## [Your instructions]
Copy out each line in the listing below where the word "phone" appears.

╭─ Given data

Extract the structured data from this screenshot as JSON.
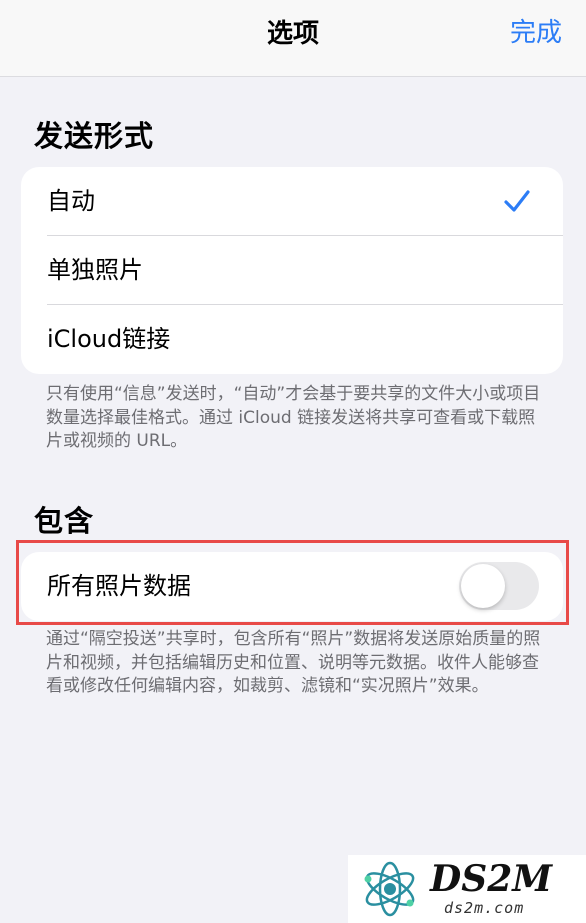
{
  "nav": {
    "title": "选项",
    "done_label": "完成",
    "accent_color": "#2c7df6"
  },
  "send_format": {
    "header": "发送形式",
    "options": [
      {
        "label": "自动",
        "selected": true
      },
      {
        "label": "单独照片",
        "selected": false
      },
      {
        "label": "iCloud链接",
        "selected": false
      }
    ],
    "footer": "只有使用“信息”发送时，“自动”才会基于要共享的文件大小或项目数量选择最佳格式。通过 iCloud 链接发送将共享可查看或下载照片或视频的 URL。"
  },
  "include": {
    "header": "包含",
    "all_photos_data_label": "所有照片数据",
    "all_photos_data_enabled": false,
    "footer": "通过“隔空投送”共享时，包含所有“照片”数据将发送原始质量的照片和视频，并包括编辑历史和位置、说明等元数据。收件人能够查看或修改任何编辑内容，如裁剪、滤镜和“实况照片”效果。"
  },
  "annotation": {
    "highlight_color": "#e84a48"
  },
  "watermark": {
    "title": "DS2M",
    "subtitle": "ds2m.com"
  }
}
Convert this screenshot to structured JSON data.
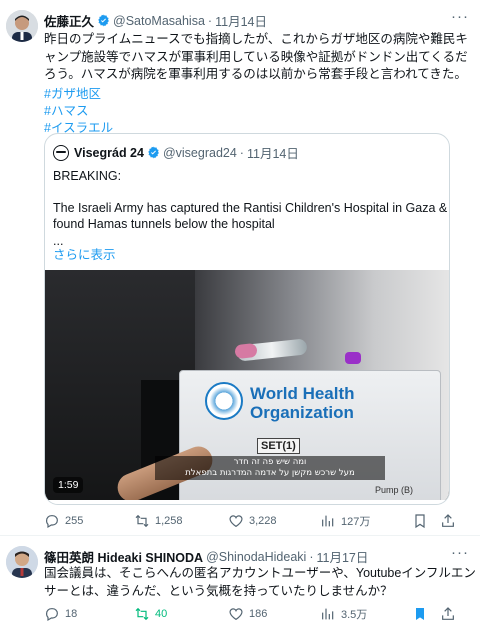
{
  "tweet1": {
    "display_name": "佐藤正久",
    "handle": "@SatoMasahisa",
    "date": "11月14日",
    "body_lines": [
      "昨日のプライムニュースでも指摘したが、これからガザ地区の病院や難民キ",
      "ャンプ施設等でハマスが軍事利用している映像や証拠がドンドン出てくるだ",
      "ろう。ハマスが病院を軍事利用するのは以前から常套手段と言われてきた。"
    ],
    "hashtags": [
      "#ガザ地区",
      "#ハマス",
      "#イスラエル"
    ],
    "quote": {
      "display_name": "Visegrád 24",
      "handle": "@visegrad24",
      "date": "11月14日",
      "line1": "BREAKING:",
      "line2": "The Israeli Army has captured the Rantisi Children's Hospital in Gaza &",
      "line3": "found Hamas tunnels below the hospital",
      "ellipsis": "...",
      "show_more": "さらに表示",
      "video": {
        "duration": "1:59",
        "logo_line1": "World Health",
        "logo_line2": "Organization",
        "set_label": "SET(1)",
        "pump_label": "Pump (B)",
        "subtitle_line1": "ומה שיש פה זה חדר",
        "subtitle_line2": "מעל שרכש מקשן על אדמה המדרגות בתפאלת"
      }
    },
    "stats": {
      "replies": "255",
      "retweets": "1,258",
      "likes": "3,228",
      "views": "127万"
    }
  },
  "tweet2": {
    "display_name": "篠田英朗 Hideaki SHINODA",
    "handle": "@ShinodaHideaki",
    "date": "11月17日",
    "body_lines": [
      "国会議員は、そこらへんの匿名アカウントユーザーや、Youtubeインフルエン",
      "サーとは、違うんだ、という気概を持っていたりしませんか？"
    ],
    "stats": {
      "replies": "18",
      "retweets": "40",
      "likes": "186",
      "views": "3.5万"
    }
  },
  "colors": {
    "accent": "#1d9bf0",
    "retweet_active": "#00ba7c",
    "muted": "#536471"
  },
  "icons": [
    "verified-badge-icon",
    "more-icon",
    "reply-icon",
    "retweet-icon",
    "like-icon",
    "views-icon",
    "bookmark-icon",
    "share-icon"
  ],
  "dot": "·",
  "more": "···"
}
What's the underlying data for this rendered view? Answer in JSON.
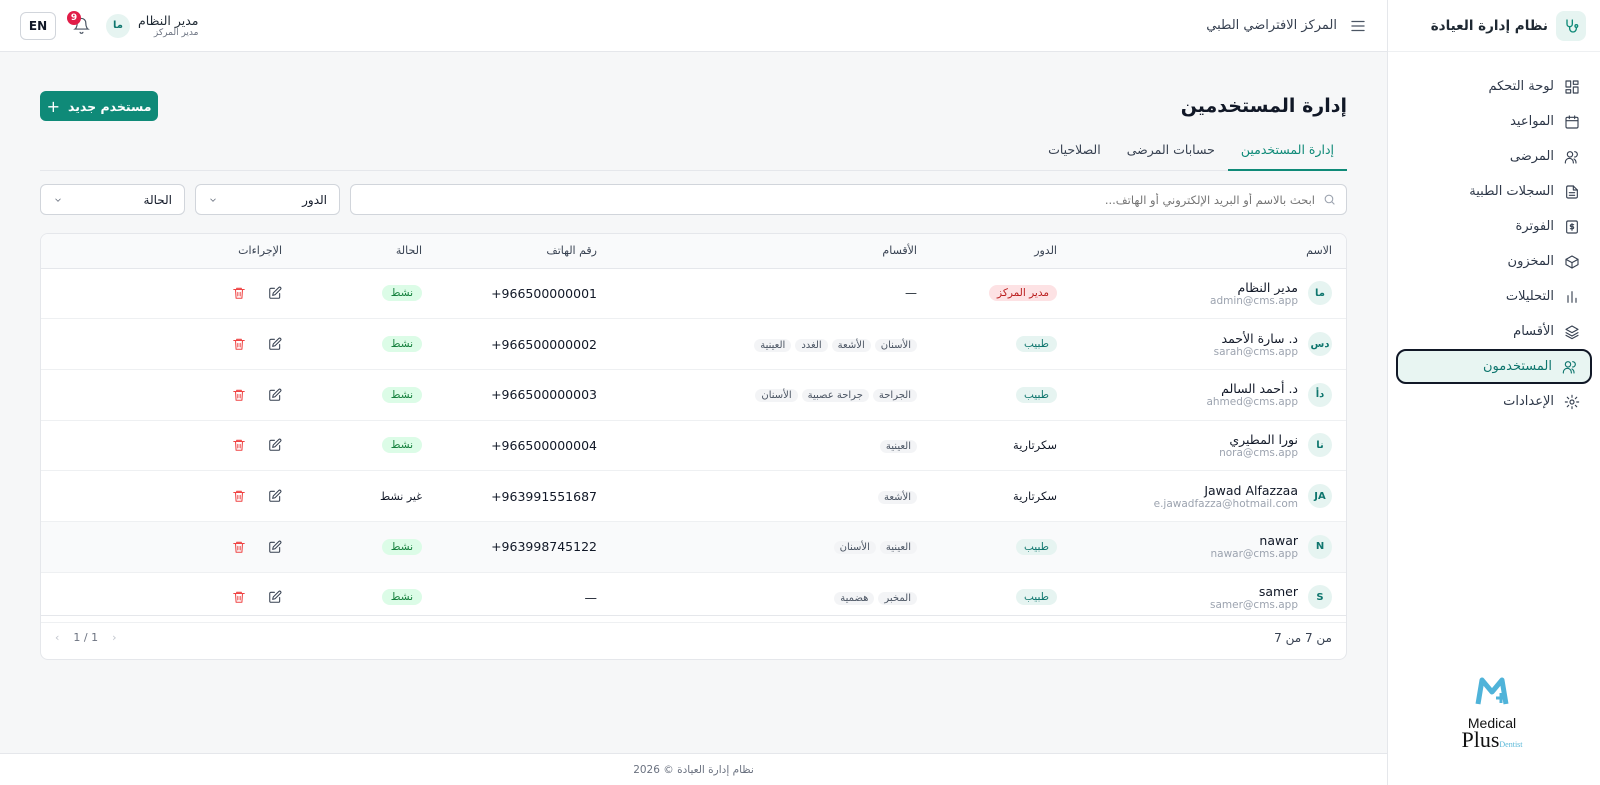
{
  "sidebar": {
    "brand_title": "نظام إدارة العيادة",
    "items": [
      {
        "label": "لوحة التحكم",
        "icon": "dashboard-icon"
      },
      {
        "label": "المواعيد",
        "icon": "calendar-icon"
      },
      {
        "label": "المرضى",
        "icon": "users-icon"
      },
      {
        "label": "السجلات الطبية",
        "icon": "file-icon"
      },
      {
        "label": "الفوترة",
        "icon": "dollar-icon"
      },
      {
        "label": "المخزون",
        "icon": "box-icon"
      },
      {
        "label": "التحليلات",
        "icon": "chart-icon"
      },
      {
        "label": "الأقسام",
        "icon": "layers-icon"
      },
      {
        "label": "المستخدمون",
        "icon": "users-icon"
      },
      {
        "label": "الإعدادات",
        "icon": "gear-icon"
      }
    ],
    "logo_line1": "Medical",
    "logo_line2": "Plus",
    "logo_small": "Dentist"
  },
  "topbar": {
    "clinic_name": "المركز الافتراضي الطبي",
    "user_name": "مدير النظام",
    "user_role": "مدير المركز",
    "user_initials": "ما",
    "notifications": "9",
    "lang": "EN"
  },
  "page": {
    "title": "إدارة المستخدمين",
    "new_button": "مستخدم جديد",
    "tabs": [
      "إدارة المستخدمين",
      "حسابات المرضى",
      "الصلاحيات"
    ]
  },
  "filters": {
    "search_placeholder": "ابحث بالاسم أو البريد الإلكتروني أو الهاتف...",
    "role_select": "الدور",
    "status_select": "الحالة"
  },
  "table": {
    "headers": {
      "name": "الاسم",
      "role": "الدور",
      "departments": "الأقسام",
      "phone": "رقم الهاتف",
      "status": "الحالة",
      "actions": "الإجراءات"
    },
    "rows": [
      {
        "initials": "ما",
        "name": "مدير النظام",
        "email": "admin@cms.app",
        "role": "مدير المركز",
        "departments_text": "—",
        "phone": "+966500000001",
        "status": "نشط"
      },
      {
        "initials": "دس",
        "name": "د. سارة الأحمد",
        "email": "sarah@cms.app",
        "role": "طبيب",
        "departments": [
          "الأسنان",
          "الأشعة",
          "الغدد",
          "العينية"
        ],
        "phone": "+966500000002",
        "status": "نشط"
      },
      {
        "initials": "دأ",
        "name": "د. أحمد السالم",
        "email": "ahmed@cms.app",
        "role": "طبيب",
        "departments": [
          "الجراحة",
          "جراحة عصبية",
          "الأسنان"
        ],
        "phone": "+966500000003",
        "status": "نشط"
      },
      {
        "initials": "نا",
        "name": "نورا المطيري",
        "email": "nora@cms.app",
        "role": "سكرتارية",
        "departments": [
          "العينية"
        ],
        "phone": "+966500000004",
        "status": "نشط"
      },
      {
        "initials": "JA",
        "name": "Jawad Alfazzaa",
        "email": "e.jawadfazza@hotmail.com",
        "role": "سكرتارية",
        "departments": [
          "الأشعة"
        ],
        "phone": "+963991551687",
        "status": "غير نشط"
      },
      {
        "initials": "N",
        "name": "nawar",
        "email": "nawar@cms.app",
        "role": "طبيب",
        "departments": [
          "العينية",
          "الأسنان"
        ],
        "phone": "+963998745122",
        "status": "نشط"
      },
      {
        "initials": "S",
        "name": "samer",
        "email": "samer@cms.app",
        "role": "طبيب",
        "departments": [
          "المخبر",
          "هضمية"
        ],
        "phone": "—",
        "status": "نشط"
      }
    ]
  },
  "pagination": {
    "info": "من 7 من 7",
    "page": "1 / 1",
    "prev": "‹",
    "next": "›"
  },
  "footer": "نظام إدارة العيادة © 2026"
}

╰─

## [Problem solution]
      "phone": "رقم الهاتف",
        "phone": "+966500000001",
        "phone": "+966500000002",
        "phone": "+966500000003",
        "phone": "+966500000004",
        "phone": "+963991551687",
        "phone": "+963998745122",
        "phone": "—",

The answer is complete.